[Data records]:
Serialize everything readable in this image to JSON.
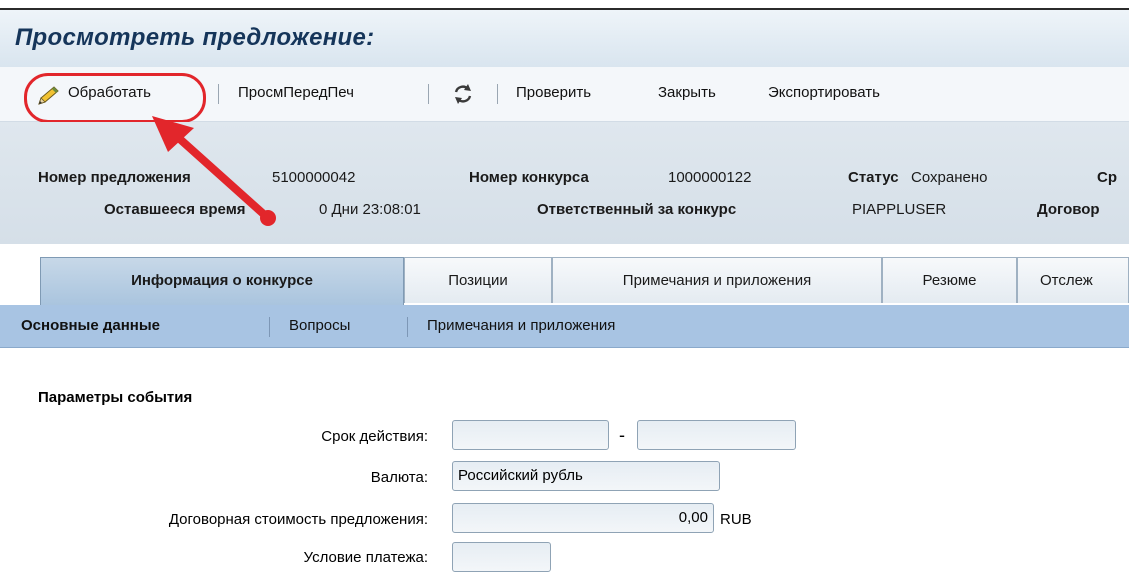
{
  "page_title": "Просмотреть предложение:",
  "toolbar": {
    "edit_label": "Обработать",
    "preview_label": "ПросмПередПеч",
    "check_label": "Проверить",
    "close_label": "Закрыть",
    "export_label": "Экспортировать"
  },
  "header": {
    "bid_number_label": "Номер предложения",
    "bid_number": "5100000042",
    "event_number_label": "Номер конкурса",
    "event_number": "1000000122",
    "status_label": "Статус",
    "status_value": "Сохранено",
    "cut_label_1": "Ср",
    "remaining_label": "Оставшееся время",
    "remaining_value": "0 Дни 23:08:01",
    "responsible_label": "Ответственный за конкурс",
    "responsible_value": "PIAPPLUSER",
    "cut_label_2": "Договор"
  },
  "tabs": [
    {
      "label": "Информация о конкурсе"
    },
    {
      "label": "Позиции"
    },
    {
      "label": "Примечания и приложения"
    },
    {
      "label": "Резюме"
    },
    {
      "label": "Отслеж"
    }
  ],
  "subnav": [
    {
      "label": "Основные данные"
    },
    {
      "label": "Вопросы"
    },
    {
      "label": "Примечания и приложения"
    }
  ],
  "section": {
    "title": "Параметры события",
    "validity_label": "Срок действия:",
    "validity_from": "",
    "validity_to": "",
    "validity_dash": "-",
    "currency_label": "Валюта:",
    "currency_value": "Российский рубль",
    "price_label": "Договорная стоимость предложения:",
    "price_value": "0,00",
    "price_unit": "RUB",
    "payment_label": "Условие платежа:",
    "payment_value": ""
  },
  "colors": {
    "title": "#15355a",
    "subnav_bg": "#a8c4e3",
    "active_tab": "#a9c4de",
    "annotation": "#e2262b"
  },
  "icons": [
    "pencil-icon",
    "refresh-icon"
  ]
}
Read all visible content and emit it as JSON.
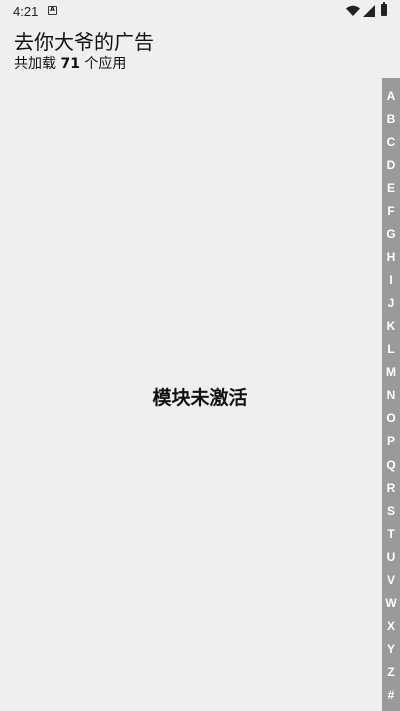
{
  "status_bar": {
    "time": "4:21",
    "notification_icon": "a-icon",
    "icons": [
      "wifi-icon",
      "signal-icon",
      "battery-icon"
    ]
  },
  "header": {
    "title": "去你大爷的广告",
    "subtitle_prefix": "共加载",
    "app_count": "71",
    "subtitle_suffix": "个应用"
  },
  "main": {
    "message": "模块未激活"
  },
  "alpha_index": {
    "letters": [
      "A",
      "B",
      "C",
      "D",
      "E",
      "F",
      "G",
      "H",
      "I",
      "J",
      "K",
      "L",
      "M",
      "N",
      "O",
      "P",
      "Q",
      "R",
      "S",
      "T",
      "U",
      "V",
      "W",
      "X",
      "Y",
      "Z",
      "#"
    ]
  },
  "colors": {
    "background": "#efefef",
    "index_bar": "#9a9a9a",
    "index_text": "#ffffff"
  }
}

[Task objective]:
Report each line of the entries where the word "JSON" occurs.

[Task response]:
Serialize everything readable in this image to JSON.
Read all visible content and emit it as JSON.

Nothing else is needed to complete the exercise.